:: Supplied material ::
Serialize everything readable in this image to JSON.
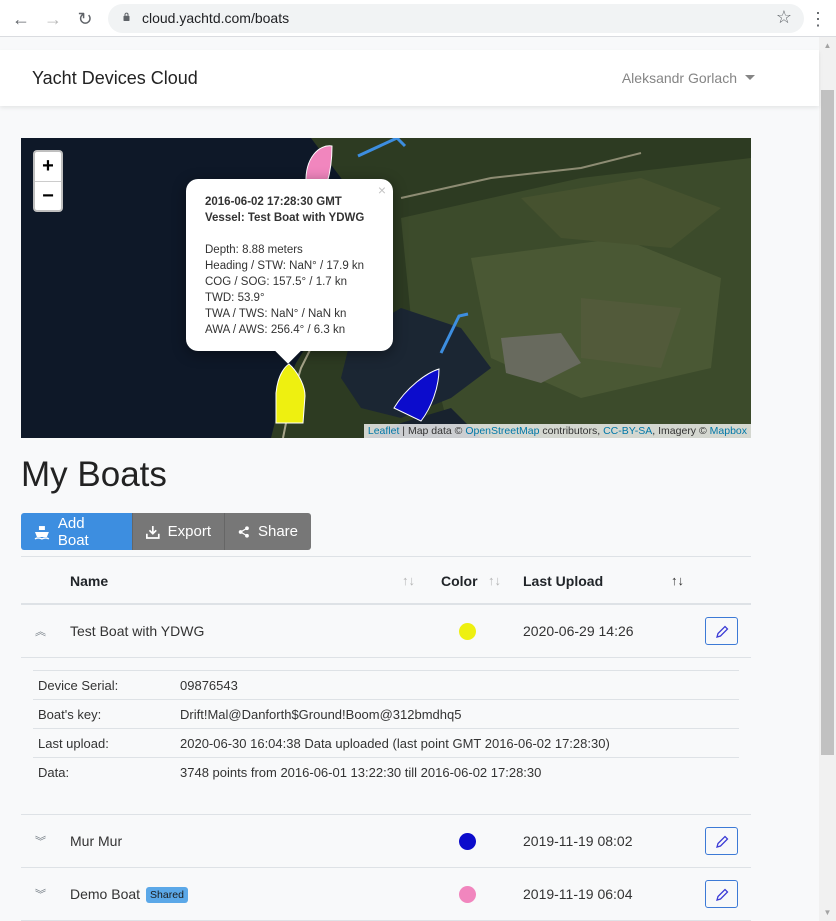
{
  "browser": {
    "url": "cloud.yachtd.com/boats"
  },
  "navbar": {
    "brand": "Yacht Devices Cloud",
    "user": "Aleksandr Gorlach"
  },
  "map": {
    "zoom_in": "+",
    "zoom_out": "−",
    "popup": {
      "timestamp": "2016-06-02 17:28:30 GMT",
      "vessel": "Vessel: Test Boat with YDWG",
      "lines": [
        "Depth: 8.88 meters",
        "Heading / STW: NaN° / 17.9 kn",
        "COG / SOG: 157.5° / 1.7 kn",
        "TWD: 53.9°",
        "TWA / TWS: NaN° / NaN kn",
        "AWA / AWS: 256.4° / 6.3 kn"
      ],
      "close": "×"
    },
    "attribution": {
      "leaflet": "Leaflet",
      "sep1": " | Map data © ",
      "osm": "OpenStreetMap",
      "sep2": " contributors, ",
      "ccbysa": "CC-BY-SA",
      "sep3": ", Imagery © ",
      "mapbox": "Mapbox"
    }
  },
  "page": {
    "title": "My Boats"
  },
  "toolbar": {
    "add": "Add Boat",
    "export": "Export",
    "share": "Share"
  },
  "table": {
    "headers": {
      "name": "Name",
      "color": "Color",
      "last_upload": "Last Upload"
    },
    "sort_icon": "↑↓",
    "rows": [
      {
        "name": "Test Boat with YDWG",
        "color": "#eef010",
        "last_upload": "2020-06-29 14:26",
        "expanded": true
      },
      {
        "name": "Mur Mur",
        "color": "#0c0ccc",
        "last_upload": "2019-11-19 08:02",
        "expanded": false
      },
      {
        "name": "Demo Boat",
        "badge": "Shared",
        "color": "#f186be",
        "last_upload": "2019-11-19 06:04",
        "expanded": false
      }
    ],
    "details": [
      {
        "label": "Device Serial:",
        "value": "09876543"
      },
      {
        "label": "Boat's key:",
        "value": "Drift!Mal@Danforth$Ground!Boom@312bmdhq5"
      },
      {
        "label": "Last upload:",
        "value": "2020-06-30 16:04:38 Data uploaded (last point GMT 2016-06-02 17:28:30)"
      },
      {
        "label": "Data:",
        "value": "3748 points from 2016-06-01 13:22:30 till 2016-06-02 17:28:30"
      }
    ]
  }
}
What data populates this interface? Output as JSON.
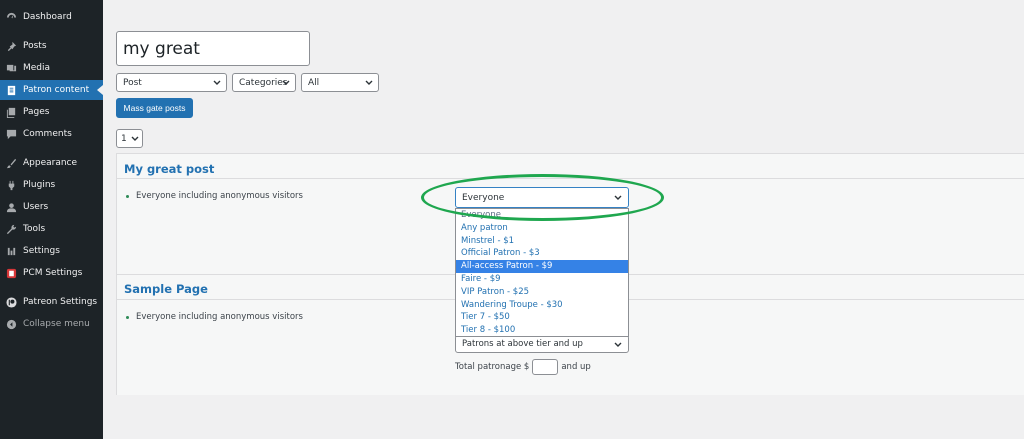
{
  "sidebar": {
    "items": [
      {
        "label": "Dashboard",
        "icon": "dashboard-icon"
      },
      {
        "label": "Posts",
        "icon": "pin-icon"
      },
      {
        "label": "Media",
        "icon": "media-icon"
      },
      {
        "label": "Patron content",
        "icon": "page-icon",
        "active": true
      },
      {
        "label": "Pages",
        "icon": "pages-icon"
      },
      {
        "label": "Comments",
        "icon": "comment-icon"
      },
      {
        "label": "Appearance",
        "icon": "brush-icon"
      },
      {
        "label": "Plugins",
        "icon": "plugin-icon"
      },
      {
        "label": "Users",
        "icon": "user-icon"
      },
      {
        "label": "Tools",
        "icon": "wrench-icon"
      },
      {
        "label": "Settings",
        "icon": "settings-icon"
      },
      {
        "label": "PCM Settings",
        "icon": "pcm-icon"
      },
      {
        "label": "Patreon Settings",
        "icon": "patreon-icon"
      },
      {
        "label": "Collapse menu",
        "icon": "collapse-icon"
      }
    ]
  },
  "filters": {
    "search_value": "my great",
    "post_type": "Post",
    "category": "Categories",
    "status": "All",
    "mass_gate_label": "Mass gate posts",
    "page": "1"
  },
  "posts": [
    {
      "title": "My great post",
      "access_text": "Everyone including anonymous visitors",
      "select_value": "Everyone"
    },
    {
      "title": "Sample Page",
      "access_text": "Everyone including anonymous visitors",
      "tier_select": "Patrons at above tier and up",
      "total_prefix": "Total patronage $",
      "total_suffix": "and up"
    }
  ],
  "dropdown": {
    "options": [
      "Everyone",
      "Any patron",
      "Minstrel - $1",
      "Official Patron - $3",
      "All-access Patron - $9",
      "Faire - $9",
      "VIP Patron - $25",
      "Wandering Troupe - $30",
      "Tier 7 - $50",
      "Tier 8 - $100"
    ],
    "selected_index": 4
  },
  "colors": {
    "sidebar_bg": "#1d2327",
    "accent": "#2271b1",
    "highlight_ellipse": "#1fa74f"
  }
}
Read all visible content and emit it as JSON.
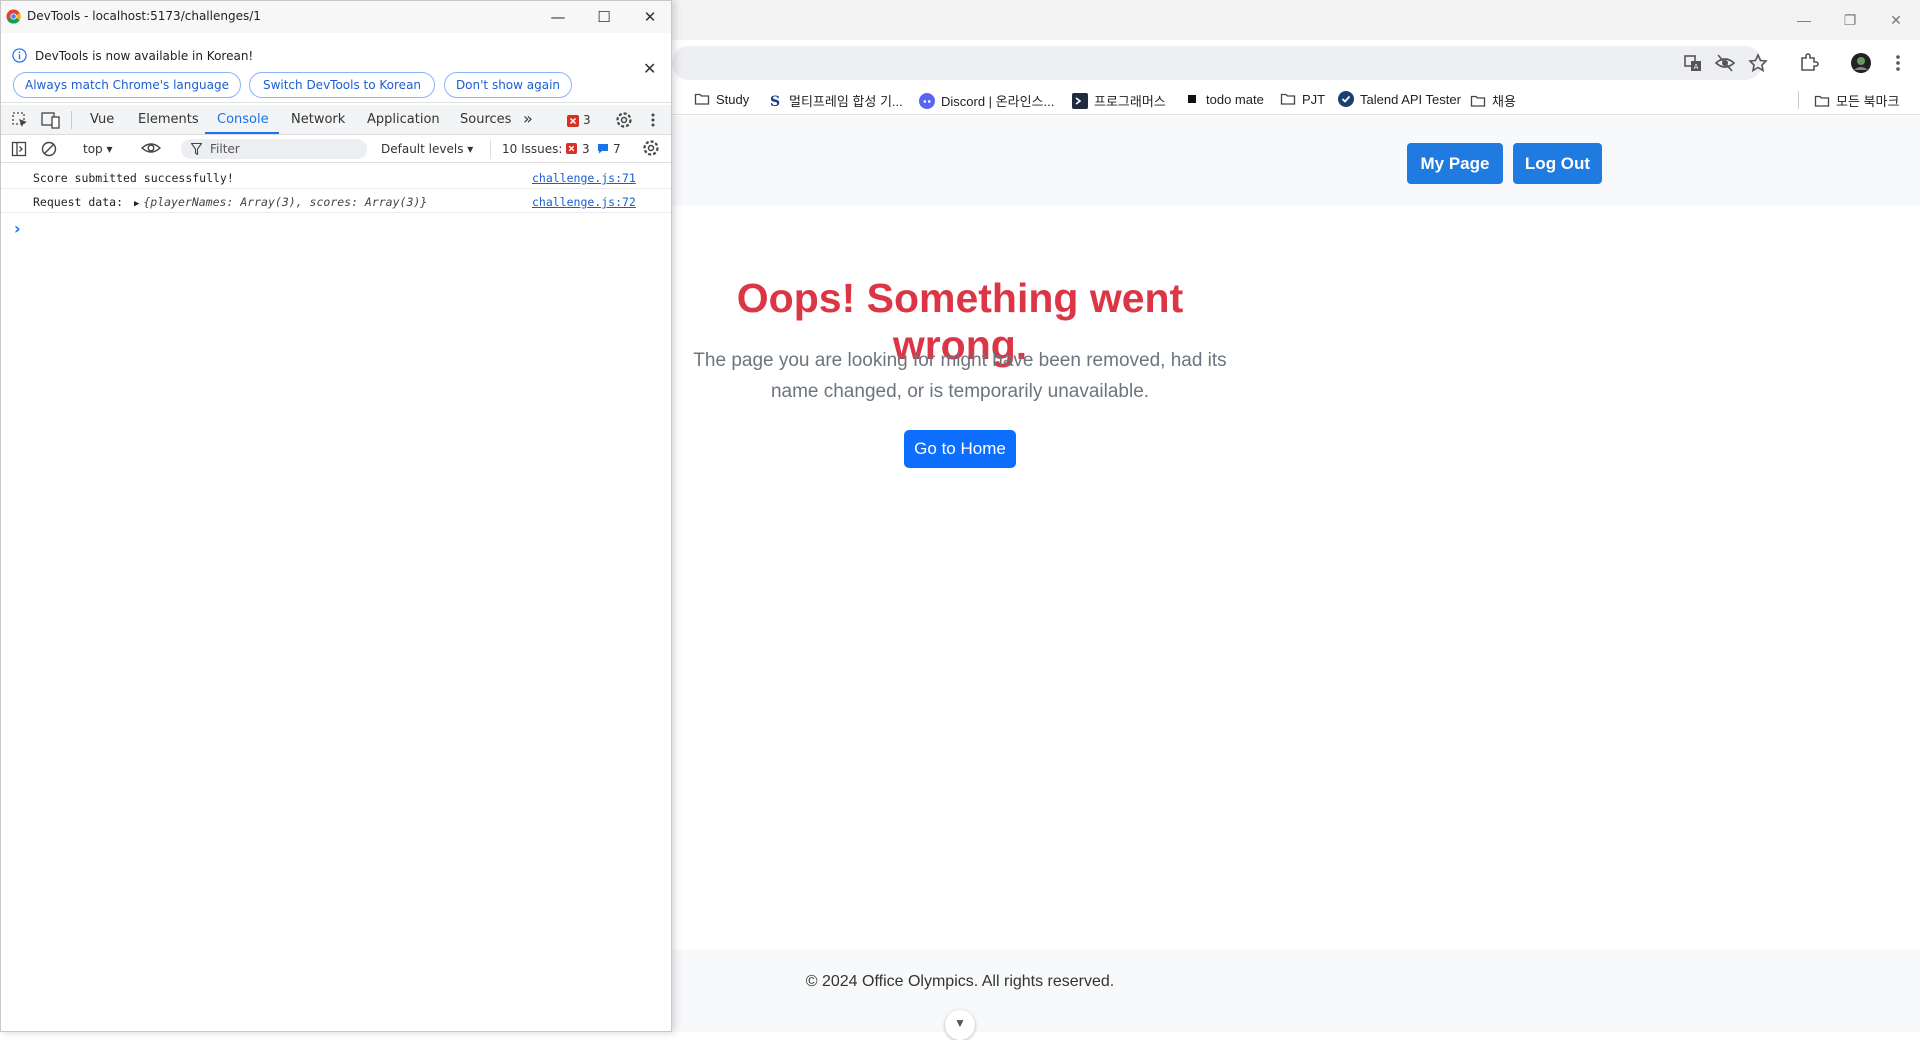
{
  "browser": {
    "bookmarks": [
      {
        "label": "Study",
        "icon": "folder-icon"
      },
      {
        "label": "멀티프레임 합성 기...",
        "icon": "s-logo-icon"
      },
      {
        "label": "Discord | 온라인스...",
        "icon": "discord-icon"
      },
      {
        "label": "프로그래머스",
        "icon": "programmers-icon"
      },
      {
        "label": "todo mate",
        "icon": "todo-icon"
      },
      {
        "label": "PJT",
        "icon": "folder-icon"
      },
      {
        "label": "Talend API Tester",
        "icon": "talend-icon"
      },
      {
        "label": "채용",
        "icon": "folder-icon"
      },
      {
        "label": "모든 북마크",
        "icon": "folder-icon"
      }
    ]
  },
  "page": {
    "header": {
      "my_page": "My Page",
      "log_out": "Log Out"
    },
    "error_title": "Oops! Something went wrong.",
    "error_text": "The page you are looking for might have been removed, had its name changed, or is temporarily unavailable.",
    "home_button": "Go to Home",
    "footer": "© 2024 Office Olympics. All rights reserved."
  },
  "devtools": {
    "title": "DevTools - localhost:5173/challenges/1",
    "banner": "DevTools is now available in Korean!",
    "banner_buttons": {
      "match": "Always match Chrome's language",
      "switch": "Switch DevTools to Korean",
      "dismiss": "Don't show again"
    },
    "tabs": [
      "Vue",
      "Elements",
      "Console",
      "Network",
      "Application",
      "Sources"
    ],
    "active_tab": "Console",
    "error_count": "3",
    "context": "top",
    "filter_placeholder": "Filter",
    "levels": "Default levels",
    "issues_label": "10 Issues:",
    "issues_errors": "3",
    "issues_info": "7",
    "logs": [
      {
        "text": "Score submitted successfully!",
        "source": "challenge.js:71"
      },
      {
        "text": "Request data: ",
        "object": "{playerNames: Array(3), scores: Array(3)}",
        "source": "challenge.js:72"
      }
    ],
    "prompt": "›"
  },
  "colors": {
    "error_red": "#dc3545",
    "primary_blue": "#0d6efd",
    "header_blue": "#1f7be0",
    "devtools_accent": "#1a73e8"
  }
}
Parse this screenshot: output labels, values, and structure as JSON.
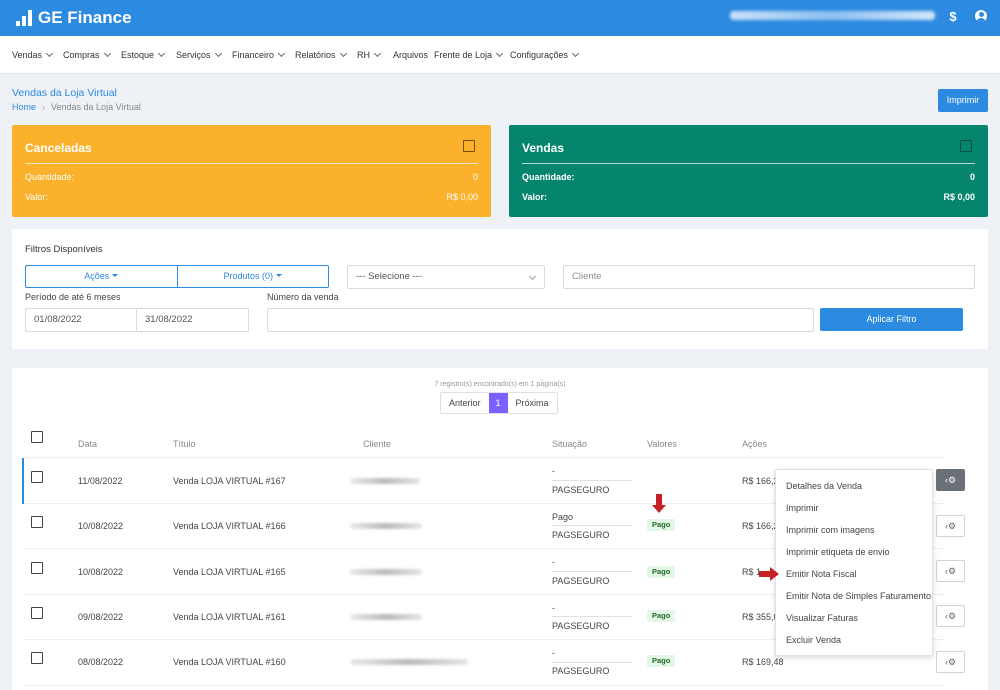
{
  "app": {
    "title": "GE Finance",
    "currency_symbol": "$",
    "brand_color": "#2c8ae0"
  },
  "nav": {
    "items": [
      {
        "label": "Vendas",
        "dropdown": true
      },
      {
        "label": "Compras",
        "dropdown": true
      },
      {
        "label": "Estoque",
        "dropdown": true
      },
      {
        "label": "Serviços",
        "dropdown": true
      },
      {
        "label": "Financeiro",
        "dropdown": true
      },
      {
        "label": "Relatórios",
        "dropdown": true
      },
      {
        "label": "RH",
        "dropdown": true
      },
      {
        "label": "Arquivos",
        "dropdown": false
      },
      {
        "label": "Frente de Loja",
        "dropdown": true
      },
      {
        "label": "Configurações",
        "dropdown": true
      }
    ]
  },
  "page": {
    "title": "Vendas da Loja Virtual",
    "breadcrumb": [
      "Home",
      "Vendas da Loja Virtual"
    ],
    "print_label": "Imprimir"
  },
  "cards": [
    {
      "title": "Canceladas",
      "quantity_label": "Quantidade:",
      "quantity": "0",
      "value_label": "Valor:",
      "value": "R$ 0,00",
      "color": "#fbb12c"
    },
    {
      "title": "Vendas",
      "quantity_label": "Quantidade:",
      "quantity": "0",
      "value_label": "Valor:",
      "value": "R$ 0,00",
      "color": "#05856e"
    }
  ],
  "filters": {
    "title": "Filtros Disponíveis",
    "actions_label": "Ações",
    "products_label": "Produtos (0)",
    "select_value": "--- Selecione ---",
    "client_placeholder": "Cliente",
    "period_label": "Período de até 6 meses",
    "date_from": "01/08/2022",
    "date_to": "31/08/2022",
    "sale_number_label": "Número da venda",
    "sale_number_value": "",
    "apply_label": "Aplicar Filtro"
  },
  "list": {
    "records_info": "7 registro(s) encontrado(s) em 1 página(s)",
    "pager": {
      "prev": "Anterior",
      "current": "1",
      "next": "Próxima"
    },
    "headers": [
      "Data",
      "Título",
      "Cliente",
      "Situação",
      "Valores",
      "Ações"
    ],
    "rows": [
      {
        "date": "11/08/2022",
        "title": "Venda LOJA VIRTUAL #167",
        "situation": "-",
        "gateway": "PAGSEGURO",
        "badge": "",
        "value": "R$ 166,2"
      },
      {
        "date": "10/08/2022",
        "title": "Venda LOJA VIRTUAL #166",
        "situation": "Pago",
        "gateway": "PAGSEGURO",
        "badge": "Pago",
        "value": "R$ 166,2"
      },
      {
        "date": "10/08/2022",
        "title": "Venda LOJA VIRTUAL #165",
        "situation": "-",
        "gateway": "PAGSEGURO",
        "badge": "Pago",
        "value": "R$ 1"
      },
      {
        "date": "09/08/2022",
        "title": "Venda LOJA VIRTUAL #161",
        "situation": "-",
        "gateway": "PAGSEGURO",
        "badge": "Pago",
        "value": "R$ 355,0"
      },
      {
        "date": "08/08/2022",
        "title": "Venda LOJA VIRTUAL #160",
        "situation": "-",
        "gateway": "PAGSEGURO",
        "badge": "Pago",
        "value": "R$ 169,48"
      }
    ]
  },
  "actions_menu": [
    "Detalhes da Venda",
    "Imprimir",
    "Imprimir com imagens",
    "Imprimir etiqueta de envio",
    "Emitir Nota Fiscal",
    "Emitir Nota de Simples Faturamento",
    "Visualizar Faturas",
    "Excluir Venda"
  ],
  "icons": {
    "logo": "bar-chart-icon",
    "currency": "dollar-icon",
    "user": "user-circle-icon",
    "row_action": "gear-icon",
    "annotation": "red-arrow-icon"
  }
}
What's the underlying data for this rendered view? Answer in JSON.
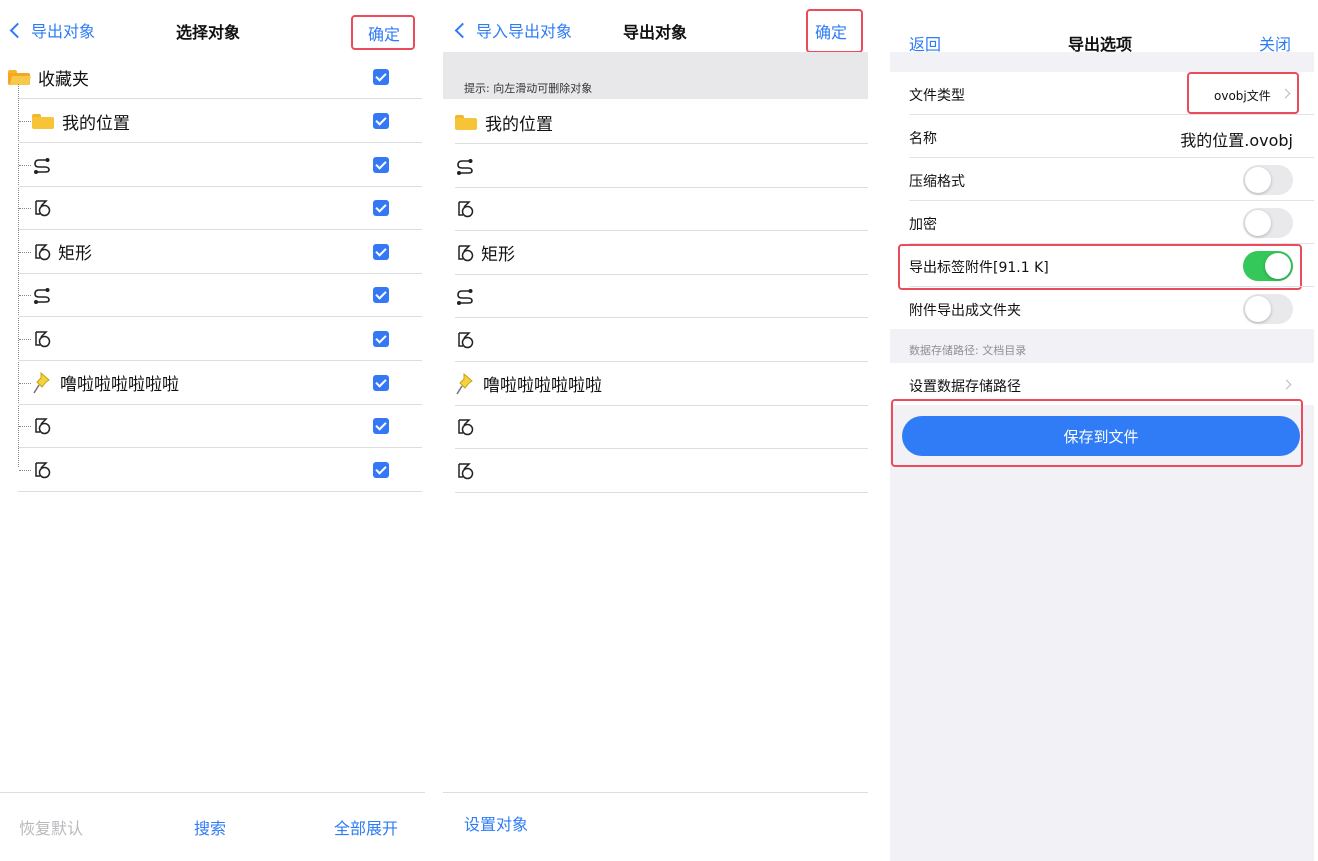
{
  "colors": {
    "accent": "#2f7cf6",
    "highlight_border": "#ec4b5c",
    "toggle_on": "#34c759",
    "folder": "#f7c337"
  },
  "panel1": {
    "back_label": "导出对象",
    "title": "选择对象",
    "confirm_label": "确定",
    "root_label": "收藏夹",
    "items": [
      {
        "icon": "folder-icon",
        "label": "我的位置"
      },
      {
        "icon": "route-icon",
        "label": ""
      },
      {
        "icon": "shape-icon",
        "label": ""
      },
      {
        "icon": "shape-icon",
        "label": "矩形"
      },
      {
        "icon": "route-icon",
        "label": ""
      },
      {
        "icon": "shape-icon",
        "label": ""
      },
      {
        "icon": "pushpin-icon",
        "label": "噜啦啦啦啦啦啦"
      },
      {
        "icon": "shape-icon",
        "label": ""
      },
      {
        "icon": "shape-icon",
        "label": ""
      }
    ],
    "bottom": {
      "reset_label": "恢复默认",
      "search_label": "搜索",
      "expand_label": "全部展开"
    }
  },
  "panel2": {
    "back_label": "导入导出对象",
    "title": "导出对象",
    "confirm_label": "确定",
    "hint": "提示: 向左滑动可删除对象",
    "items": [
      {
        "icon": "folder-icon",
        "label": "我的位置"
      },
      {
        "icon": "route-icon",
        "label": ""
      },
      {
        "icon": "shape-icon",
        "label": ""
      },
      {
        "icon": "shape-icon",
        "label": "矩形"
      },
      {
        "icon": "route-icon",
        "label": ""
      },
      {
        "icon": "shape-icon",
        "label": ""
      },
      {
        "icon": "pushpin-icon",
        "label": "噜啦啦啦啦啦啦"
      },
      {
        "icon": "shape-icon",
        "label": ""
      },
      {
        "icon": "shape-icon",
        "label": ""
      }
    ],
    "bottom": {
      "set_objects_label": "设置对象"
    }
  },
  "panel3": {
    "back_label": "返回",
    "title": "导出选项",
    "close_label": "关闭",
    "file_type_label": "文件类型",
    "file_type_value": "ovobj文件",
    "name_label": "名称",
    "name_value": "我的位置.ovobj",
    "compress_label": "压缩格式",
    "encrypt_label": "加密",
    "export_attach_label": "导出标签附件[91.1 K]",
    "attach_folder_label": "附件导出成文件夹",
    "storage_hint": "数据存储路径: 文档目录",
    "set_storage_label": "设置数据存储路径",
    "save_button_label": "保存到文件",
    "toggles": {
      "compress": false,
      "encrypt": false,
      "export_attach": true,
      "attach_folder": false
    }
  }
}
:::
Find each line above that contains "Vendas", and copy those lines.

Reply
        "label": "Vendas",
    "title": "Vendas da Loja Virtual",
      "Vendas da Loja Virtual"
      "title": "Vendas",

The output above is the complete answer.